For one hundred and fifty million years, the most successful breed of dinosaur would be the theropods. Theropods are mainly the carnivorous dinosaurs, which were the ancestors of birds. Examples of theropods include Tyrannosaurus Rex, Velociraptors, and Spinosaurus. However, I believe that these real life examples have been used too often and it is long overdue for something other than the classics. With this in mind, I am thinking creating a theropod that is bigger and badder than Tyrannosaurus Rex. It will be a combination between all of the classic theropods in a single creature. Just thinking of this behemoth gives me goosebumps. As excited as I am in creating this new theropod, I am glad it did not exist in real life because I would die of fright just looking at it!


The more I brainstorm for my dinosaur book, the more I realize that the dangers my characters will face will be very diverse. They will encounter carnivorous dinosaurs, giant insects, mutant plants, incurable diseases, unbreathable air, killer fish, predatory birds, territorial herbivores, crushing stampedes, rising tides, and marine reptiles. There are literally a million ways humans can die in this ecosystem. These dangers will provide an overdose of suspense and terror as the characters fight for their lives.

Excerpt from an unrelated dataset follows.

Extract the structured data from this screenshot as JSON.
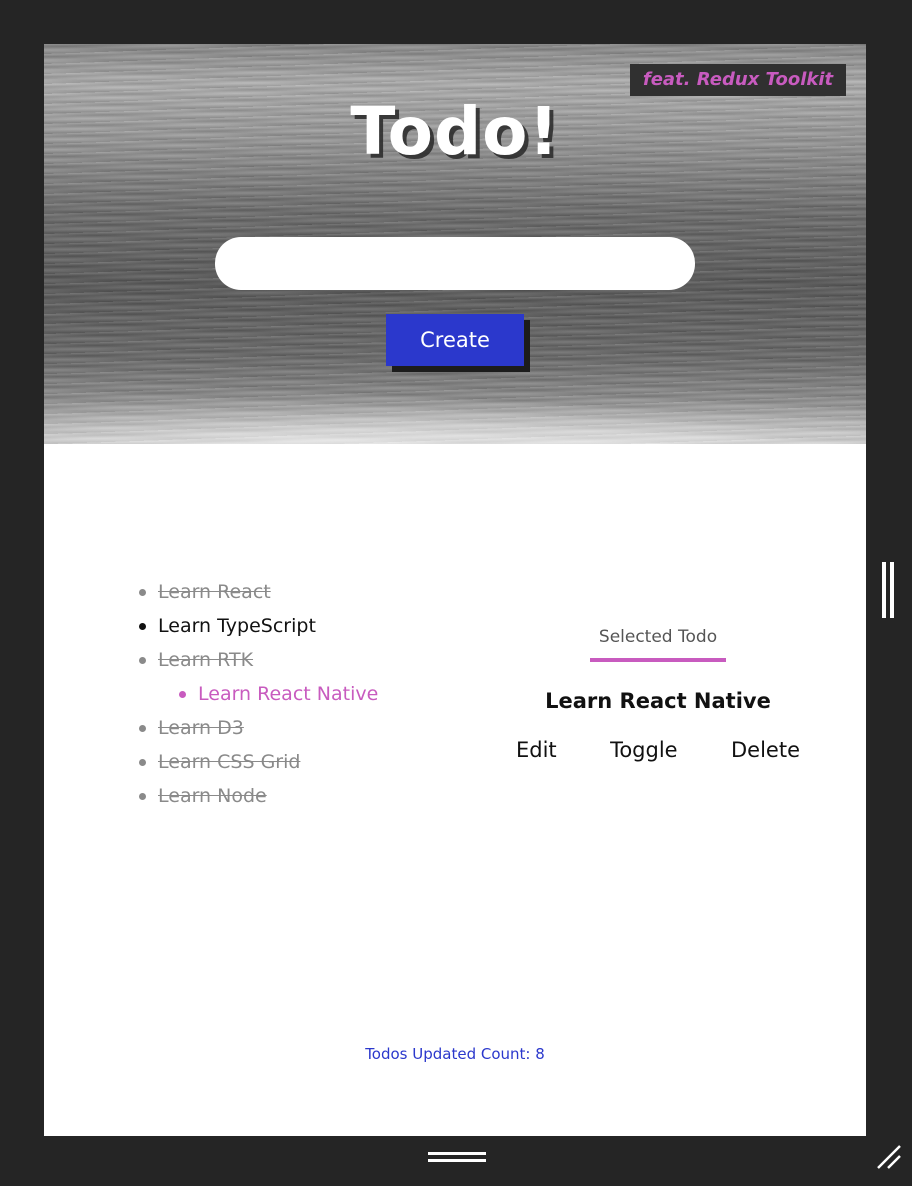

One of my favorite living fossils would be the alligator gar. The alligator gar are regarded as living fossils because they have physical traits that have remained unchanged since the time of the dinosaurs. Like sharks, alligator gar have a spiral valve intestine in their digestive system. Like many modern prehistoric fish, alligator gar have the ability to breathe both water and air. Native Americans have been known to use the gar’s sharp scales as arrowheads. Unfortunately, for half a century, alligator gar were regarded as pests by the government and were hunted to near extinction. This makes me sad and mad at the same time because due to their status as a living fossil, alligator gar are as irreplaceable as any historical artifact. Since their near extermination, alligator gar have made a comeback and are no longer part of the endangered species list. Even though alligator gar can bite humans, they are not dangerous enough to kill a person. Alligator gar tend to eat small prey such as little fish, water fowl, and rodents. Even though alligator gar are already prehistoric in appearance, I wonder how they would look if they were reverse engineered to look like something larger, stronger, and dangerous. I will be tinkering with this concept in my dinosaur book.